This is a beautiful book that makes you think about what is really important in life (peanut butter is of much more importance than the solution to the Riemann hypothesis). What I found the cleverest thing of the book was that the man from another world felt more and more human as the story progressed. That’s just plain good writing. What I also found very impressive: Haig showed us how beautiful mathematics can be, that prime numbers can be a source happiness as well as madness and that Emily Dickinson is the answer to (almost) anything.
Finally a quote from the great man himself:
'She laughed some more. Laughter, I realised, was the reverberating sound of a truth hitting a lie. Humans existed inside their own delusions and laughing was a way out - the only possible bridge they had between each other. That, and love.'
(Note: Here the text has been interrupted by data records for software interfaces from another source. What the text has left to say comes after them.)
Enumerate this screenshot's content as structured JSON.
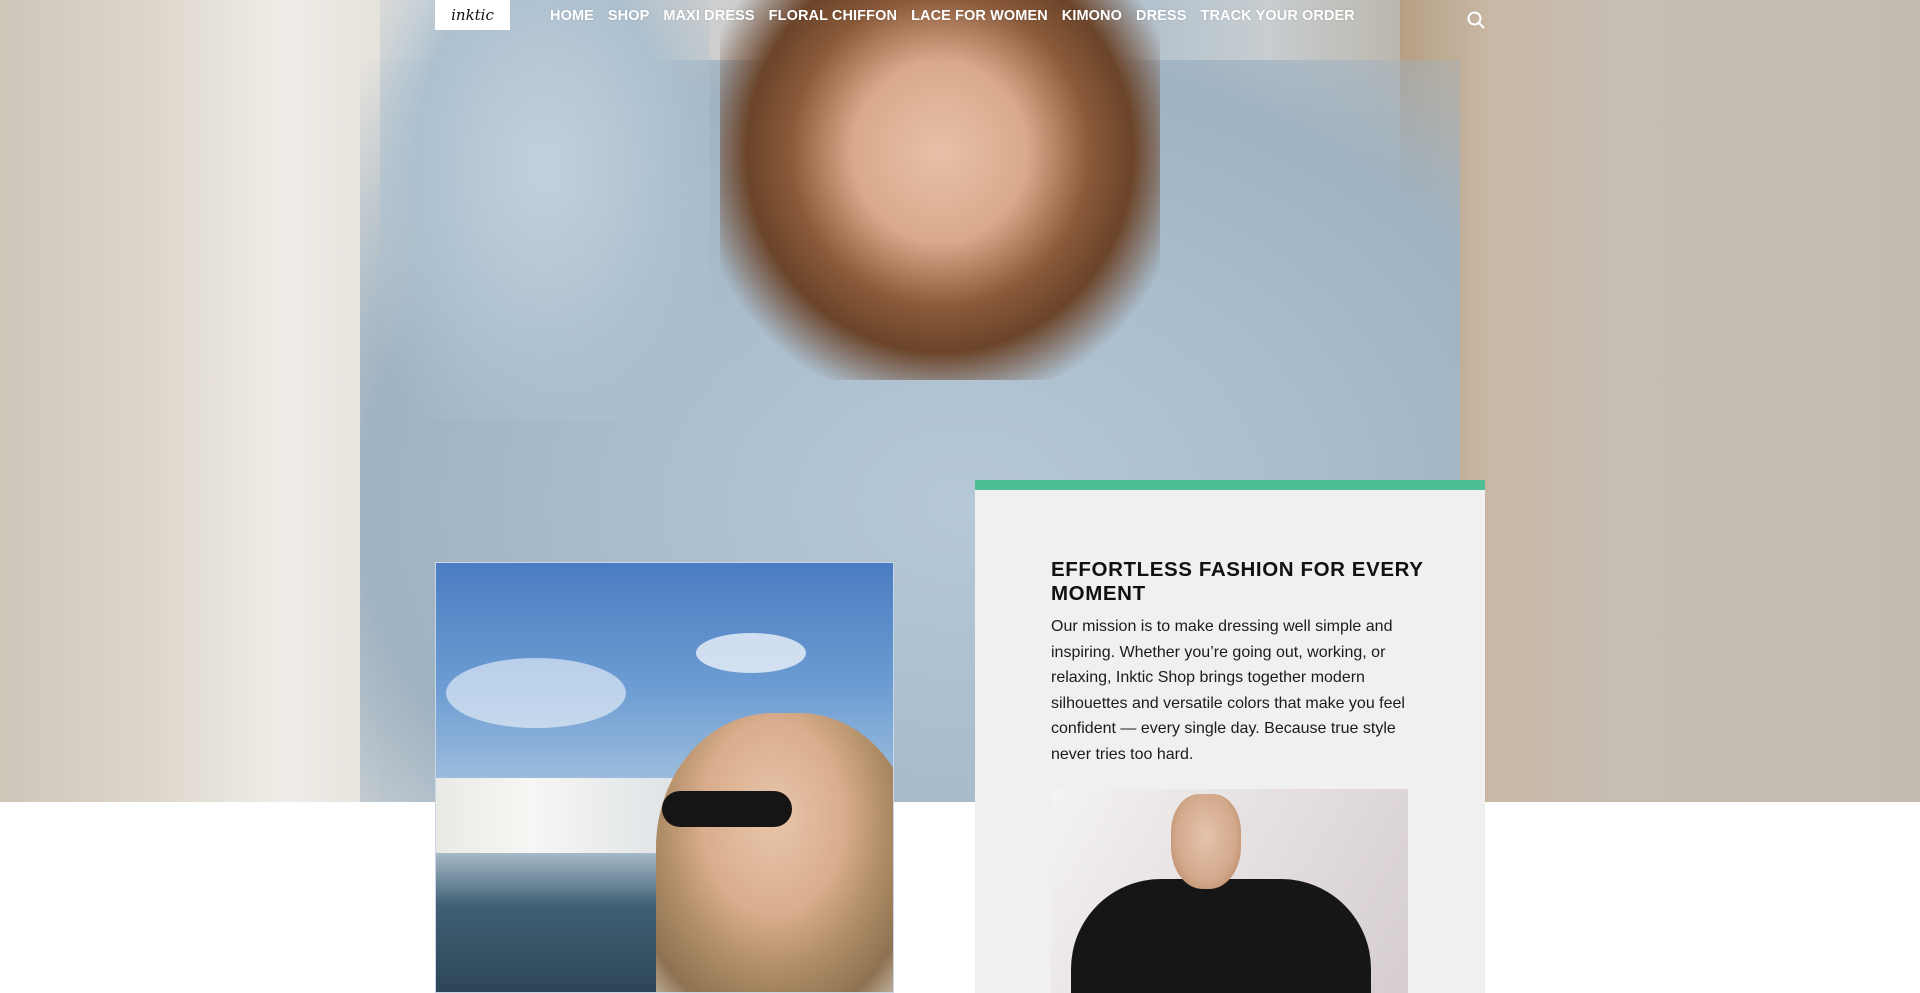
{
  "header": {
    "logo_text": "inktic",
    "nav": [
      {
        "label": "HOME"
      },
      {
        "label": "SHOP"
      },
      {
        "label": "MAXI DRESS"
      },
      {
        "label": "FLORAL CHIFFON"
      },
      {
        "label": "LACE FOR WOMEN"
      },
      {
        "label": "KIMONO"
      },
      {
        "label": "DRESS"
      },
      {
        "label": "TRACK YOUR ORDER"
      }
    ],
    "search_icon": "search-icon"
  },
  "card": {
    "accent_color": "#4cbf95",
    "title": "EFFORTLESS FASHION FOR EVERY MOMENT",
    "body": "Our mission is to make dressing well simple and inspiring. Whether you’re going out, working, or relaxing, Inktic Shop brings together modern silhouettes and versatile colors that make you feel confident — every single day. Because true style never tries too hard."
  }
}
I was initially interested in reading *The Humans* because the topic reminded me of "3rd Rock From The Sun", one of my all-time favorite TV sitcoms (at least the first season). Both premises are based on an outsider's interpretation of the human condition. The TV show was hilarious; this book is less so, but it has its moments. It is basically the story of an alien coming to earth on a serious mission. However, I found myself laughing almost to tears at one point as the alien was attempting to interpret a dog's conversation based on facial expressions since he couldn't decipher the dog's spoken language. The scene involves peanut butter. The alien has never experienced joy. Then on earth he discovers music! He is mesmerized by Debussy, feeling he has captured all the most beautiful aspects of the universe in his music ... but, then, wow, the alien hears the Beach Boys! And discovers the aforementioned peanut butter! And poetry! Etc. Mainly it is about what it is to be human and how it is our mortality that makes happiness possible. At one point the alien marvels that he has said "me" -- it has always before been "we". (That was thrilling.) I have inspired at least a dozen friends to read this book, and so far I think everyone likes or loves it, but for all different reasons. Some liked the collectivist vs. individual aspect, like I did. Some liked the human joy aspect, as I also did. One friend was just thrilled with all the wise observations that the alien made, his unique point of view. Another was tickled by all the Emily Dickenson quotes and references, most not attributed, and most of which, I must admit, I missed. One friend chose it for his book club, and said it was a success, both because people liked it and because it inspired lively discussion.
Be aware that the novel starts slowly and is rather dark. I wasn't liking it at first, and others said the same thing. My cousin put it aside for several weeks, not enjoying it, then picked it back up one day, and stayed up most of the night with it, enthralled. The alien isn't likeable. His mission is to murder. But once the story is set, it is a compelling read, and one I will revisit. It is an easy read, but interesting and thought-provoking, at times touching, at times profound. The idea that mortality is essential to human happiness is not a theme often explored. The book is a paean to human happiness.